Ai-jen [47:06] There’s just an incredible amount of vulnerability in that environment where the imbalance of power and the isolation is so stark. And that is why it’s so important that we, as a culture, overcorrect for recognizing that this work force is a workforce that needs protections and needs to be valued and recognized, both for the fact that it is real work like any other, and for the particular vulnerabilities that come with working in isolated environments like the private home. [47:48]
I’m inspired by the story of my colleague, Natalicia Tracy. She came to the US when she was 17 to be a nanny for a couple with two children. At the time, she only had an 8th grade education and she didn’t speak any English. She was working 16-hour days taking care of the children and the household chores. And for this, she was paid $25 per month. That’s $300 for the entire year. Her bedroom was the porch, and there was no heat. The couple didn’t allow her to call home, and they didn’t allow her to receive mail. On her own, she finally discovered a program that helped her learn English and get her GED. And once she spoke some English, she was able to find a new job, which allowed her to leave this situation. Natalicia went on to complete her GED, then her Associate’s Degree, then a BA and a Master’s, and finally a Ph.D. in Sociology. She’s now Executive Director of the Brazilian worker center in Boston.

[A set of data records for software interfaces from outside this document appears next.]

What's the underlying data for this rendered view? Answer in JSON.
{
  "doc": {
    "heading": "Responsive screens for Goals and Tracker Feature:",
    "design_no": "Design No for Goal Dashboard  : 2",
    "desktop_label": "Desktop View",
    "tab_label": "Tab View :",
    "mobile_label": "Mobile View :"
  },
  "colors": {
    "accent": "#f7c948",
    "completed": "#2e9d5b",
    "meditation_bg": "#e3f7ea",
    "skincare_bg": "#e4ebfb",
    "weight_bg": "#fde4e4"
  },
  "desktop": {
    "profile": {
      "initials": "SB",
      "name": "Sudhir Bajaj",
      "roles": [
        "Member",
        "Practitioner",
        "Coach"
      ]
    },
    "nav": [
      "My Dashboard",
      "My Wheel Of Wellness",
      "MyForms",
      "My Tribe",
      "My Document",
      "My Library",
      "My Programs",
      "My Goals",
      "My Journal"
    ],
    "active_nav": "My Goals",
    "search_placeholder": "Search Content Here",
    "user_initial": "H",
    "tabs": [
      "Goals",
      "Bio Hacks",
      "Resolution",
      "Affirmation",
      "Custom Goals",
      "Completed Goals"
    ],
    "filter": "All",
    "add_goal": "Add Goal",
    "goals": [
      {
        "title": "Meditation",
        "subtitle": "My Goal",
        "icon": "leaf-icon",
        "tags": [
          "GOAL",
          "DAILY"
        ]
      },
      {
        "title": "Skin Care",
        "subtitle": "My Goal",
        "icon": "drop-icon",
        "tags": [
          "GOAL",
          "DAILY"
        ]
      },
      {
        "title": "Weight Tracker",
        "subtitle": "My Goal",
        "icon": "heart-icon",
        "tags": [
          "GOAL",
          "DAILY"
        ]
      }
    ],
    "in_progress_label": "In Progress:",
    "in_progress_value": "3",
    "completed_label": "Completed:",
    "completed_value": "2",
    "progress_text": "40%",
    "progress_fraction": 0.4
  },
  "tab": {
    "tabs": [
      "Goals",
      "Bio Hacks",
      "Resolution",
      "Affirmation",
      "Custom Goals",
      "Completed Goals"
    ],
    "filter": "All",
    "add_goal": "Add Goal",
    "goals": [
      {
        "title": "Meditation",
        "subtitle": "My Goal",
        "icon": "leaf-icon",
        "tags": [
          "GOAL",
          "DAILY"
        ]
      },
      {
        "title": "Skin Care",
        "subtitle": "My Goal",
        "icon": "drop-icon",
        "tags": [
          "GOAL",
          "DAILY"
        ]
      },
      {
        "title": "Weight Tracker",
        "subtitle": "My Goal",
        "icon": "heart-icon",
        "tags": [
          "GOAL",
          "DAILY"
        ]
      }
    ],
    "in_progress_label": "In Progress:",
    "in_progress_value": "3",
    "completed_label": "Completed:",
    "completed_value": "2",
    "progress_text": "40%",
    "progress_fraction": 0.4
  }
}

Natalicia is now an activist on domestic workers rights. She told me, “I suffered by myself. Now I’m encountering people in the same situation. It’s happening all around. I thought it was me being an outlier. I had no understanding of the complex underlying social issues. This was labor trafficking.”
Do you have a caregiving story to share? A question about navigating the care system? We’d love to hear from you. Our phone number is: 6-1-7-600-87-90, that’s 6-1-7-6-0-0-8-7-9-0 OR e-mail us: at contact@theshapeofcare-dot-org. We’ll try to get the answers and include them in Episode 6 of the series.
You can learn more about this series: connect with us on Facebook, Twitter and Instagram @the-shape-of-care. You can find out more about the people we’ve interviewed, read The Shape of Care Blog and see lots of caregiving resources at the-shape-of-care-dot-org. This project has been a labor of love, with the support of friends and family. If you like what you’re hearing, please support The Shape of Care financially at the-shape-of-care-dot-org.
Next time on The Shape of Care:
Rick promo clip [1:51] When I was growing up I made deliveries of food to the commissary at an institution for people with developmental disabilities, it was a state institution that became relatively well known as a result of a court case, Willowbrook Developmental Center, and I never forgot how bad the conditions of the place were, how brutally people were treated, who were residents. [2:13]
The Shape of Care is produced at Whiskey Lane Productions in West Roxbury, Massachusetts. Helen Barrington is the Executive Producer; the mix engineer is James Donahue; and our assistant producer is Alex Birch. Special thanks to podcast advisor, Lisa Mullins. Sarah Wasko created our logo, Kate Krosschell developed our marketing plan, and Maggie Taylor is our marketing consultant. Our theme music is “Break Out” written by Josh Rosen. He performs his composition on piano, with Stan Strickland on sax and percussion. Other music in this episode is by Blue Dot Sessions. I’m the create of this podcast, Mindy Fried. See you next week!
Theme Music, ends cold or fades out